National Weather Service Of Paducah Promotes Severe Spring Weather Safety
The National Weather Service (NWS) of Paducah aims to promote severe weather safety with a week-long educational campaign.
The Spring Severe Weather Safety and Preparedness campaigns cover Kentucky, Missouri, Illinois, and Indiana.
As part of the safety and preparedness week event, Kentucky will also hold a statewide tornado drill on Wednesday, March 3 at 10 a.m. CST.
Rachel Trevino, a meteorologist at the NWS of Paducah, said spring severe weather usually takes place starting in March and continues through May or early June. The most severe weather is expected in April and May. She also said this year looks to be on track to produce the traditional weather patterns for the area.

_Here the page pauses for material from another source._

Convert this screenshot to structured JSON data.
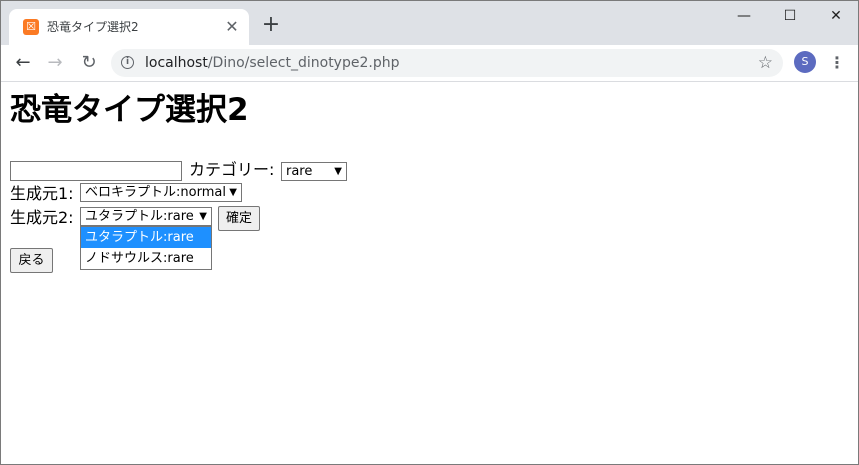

The campaign is strategically planned to take place shortly before the spring severe weather season, intended to increase awareness of the hazards of severe storms as well as encourage a higher quality response to threats, according to the National Weather Service of Paducah’s website.

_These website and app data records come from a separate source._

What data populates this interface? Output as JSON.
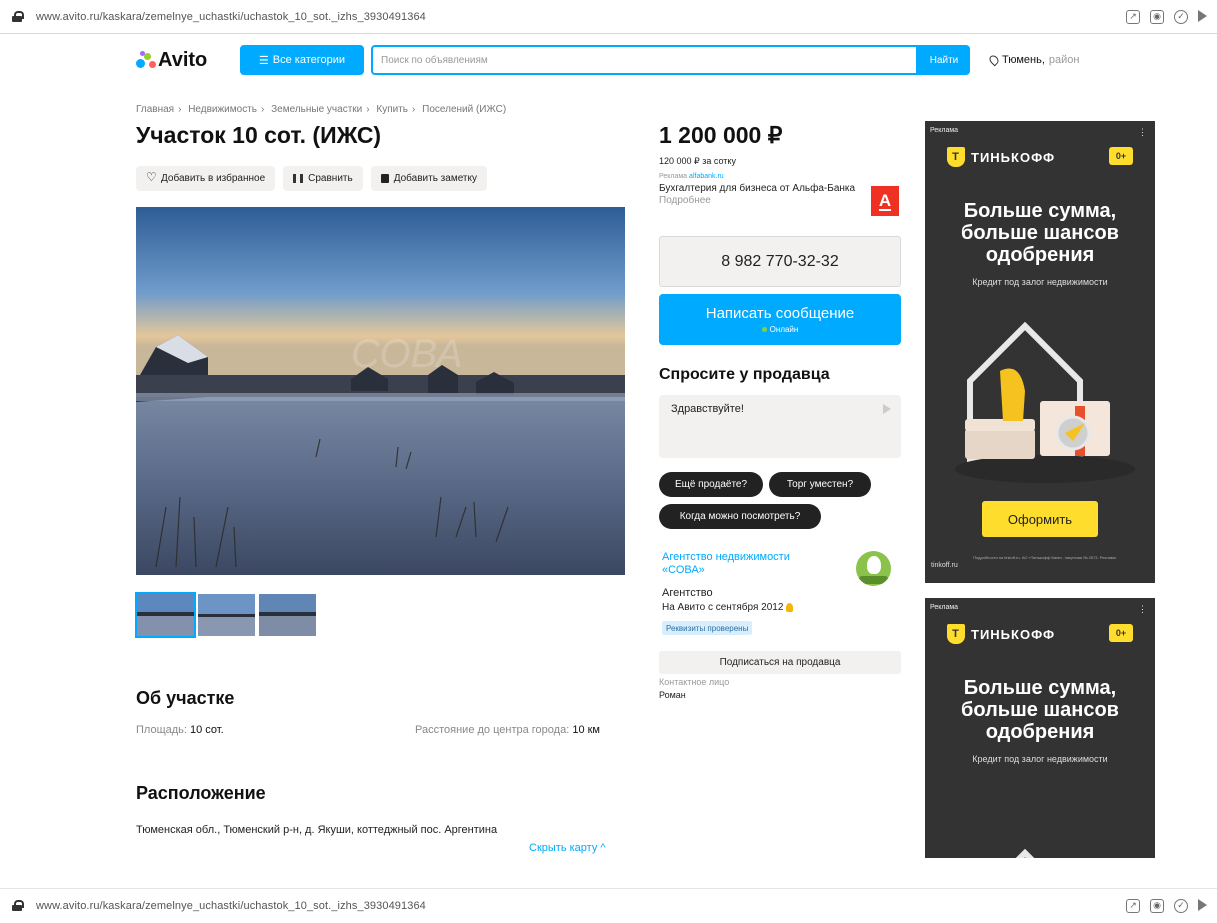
{
  "browser": {
    "url": "www.avito.ru/kaskara/zemelnye_uchastki/uchastok_10_sot._izhs_3930491364"
  },
  "header": {
    "logo": "Avito",
    "categories_label": "Все категории",
    "search_placeholder": "Поиск по объявлениям",
    "search_button": "Найти",
    "location_city": "Тюмень,",
    "location_area": "район"
  },
  "breadcrumb": [
    "Главная",
    "Недвижимость",
    "Земельные участки",
    "Купить",
    "Поселений (ИЖС)"
  ],
  "listing": {
    "title": "Участок 10 сот. (ИЖС)",
    "actions": {
      "favorite": "Добавить в избранное",
      "compare": "Сравнить",
      "note": "Добавить заметку"
    },
    "price": "1 200 000 ₽",
    "price_per": "120 000 ₽ за сотку"
  },
  "promo": {
    "tag": "Реклама",
    "tag_link": "alfabank.ru",
    "text": "Бухгалтерия для бизнеса от Альфа-Банка",
    "more": "Подробнее",
    "logo_letter": "А"
  },
  "contact": {
    "phone": "8 982 770-32-32",
    "message_button": "Написать сообщение",
    "online": "Онлайн",
    "ask_title": "Спросите у продавца",
    "ask_message": "Здравствуйте!",
    "quick_replies": [
      "Ещё продаёте?",
      "Торг уместен?",
      "Когда можно посмотреть?"
    ]
  },
  "seller": {
    "name": "Агентство недвижимости «СОВА»",
    "type": "Агентство",
    "since": "На Авито с сентября 2012",
    "verified": "Реквизиты проверены",
    "subscribe": "Подписаться на продавца",
    "contact_label": "Контактное лицо",
    "contact_name": "Роман"
  },
  "about": {
    "title": "Об участке",
    "area_label": "Площадь:",
    "area_value": "10 сот.",
    "distance_label": "Расстояние до центра города:",
    "distance_value": "10 км"
  },
  "location": {
    "title": "Расположение",
    "address": "Тюменская обл., Тюменский р-н, д. Якуши, коттеджный пос. Аргентина",
    "hide_map": "Скрыть карту ^"
  },
  "photo": {
    "watermark": "СОВА",
    "thumbnail_count": 3
  },
  "ads": [
    {
      "label": "Реклама",
      "brand": "ТИНЬКОФФ",
      "brand_mark": "Т",
      "age": "0+",
      "headline": "Больше сумма, больше шансов одобрения",
      "sub": "Кредит под залог недвижимости",
      "cta": "Оформить",
      "fine": "Подробности на tinkoff.ru. АО «Тинькофф Банк», лицензия № 2673. Реклама.",
      "domain": "tinkoff.ru"
    },
    {
      "label": "Реклама",
      "brand": "ТИНЬКОФФ",
      "brand_mark": "Т",
      "age": "0+",
      "headline": "Больше сумма, больше шансов одобрения",
      "sub": "Кредит под залог недвижимости"
    }
  ],
  "colors": {
    "accent": "#00aaff",
    "ad_bg": "#333333",
    "ad_yellow": "#ffdd2d",
    "alfa_red": "#ef3124"
  },
  "icons": [
    "lock-icon",
    "share-icon",
    "camera-icon",
    "extension-icon",
    "play-icon",
    "pin-icon",
    "heart-icon",
    "compare-icon",
    "note-icon",
    "send-icon",
    "medal-icon"
  ]
}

During each day of the campaign, the NWS will post graphics including tips, facts, and more regarding extreme weather preparedness. These tips include advice, such as staying aware of daily forecasts and road safety in the event of a tornado.

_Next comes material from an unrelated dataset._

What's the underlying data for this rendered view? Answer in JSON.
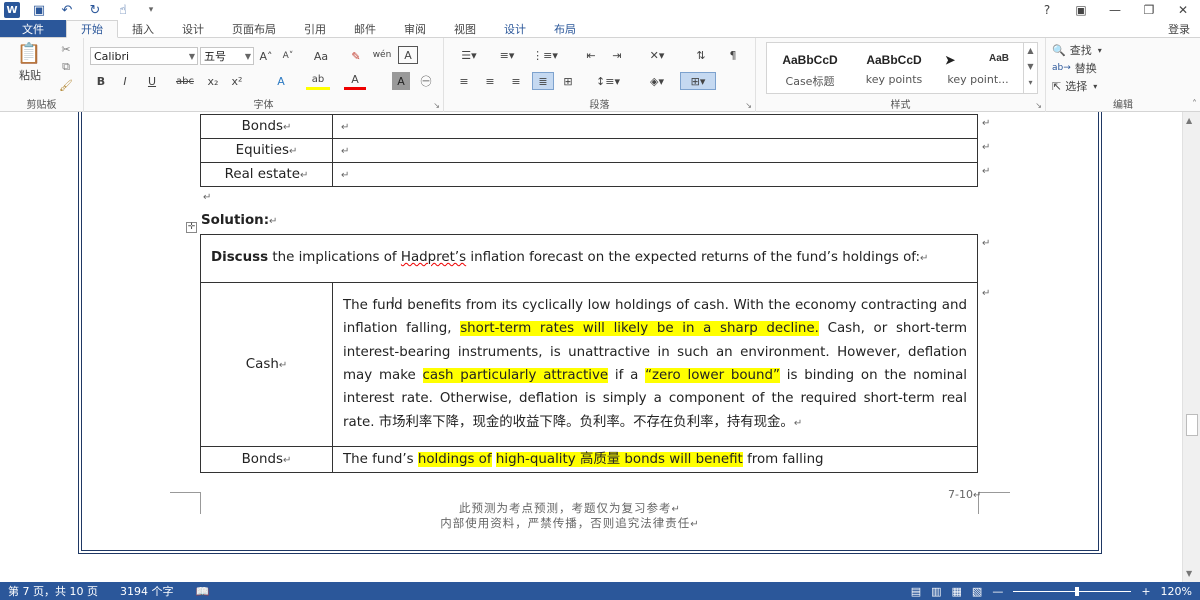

Trevino said it’s an annual event that aims to keep people safe in a season known to bring hazardous thunderstorms with high winds and tornados. Trevino also stressed the importance of being knowledgeable of the potential hazards of the season, as well as preparing plans of action before the need arises.
“If you haven’t thought about what you want to do, it takes longer to decide what to do and to make a good decision,” she said.
She said it’s important to educate and prepare children and teens for the coming season, pointing to school tornado drills that serve to not only keep students safe but also to keep them calm in the case of a weather emergency. She said preparing children for inclement weather situations before they occur may serve to reduce panic in the event that their guardian is out of the house.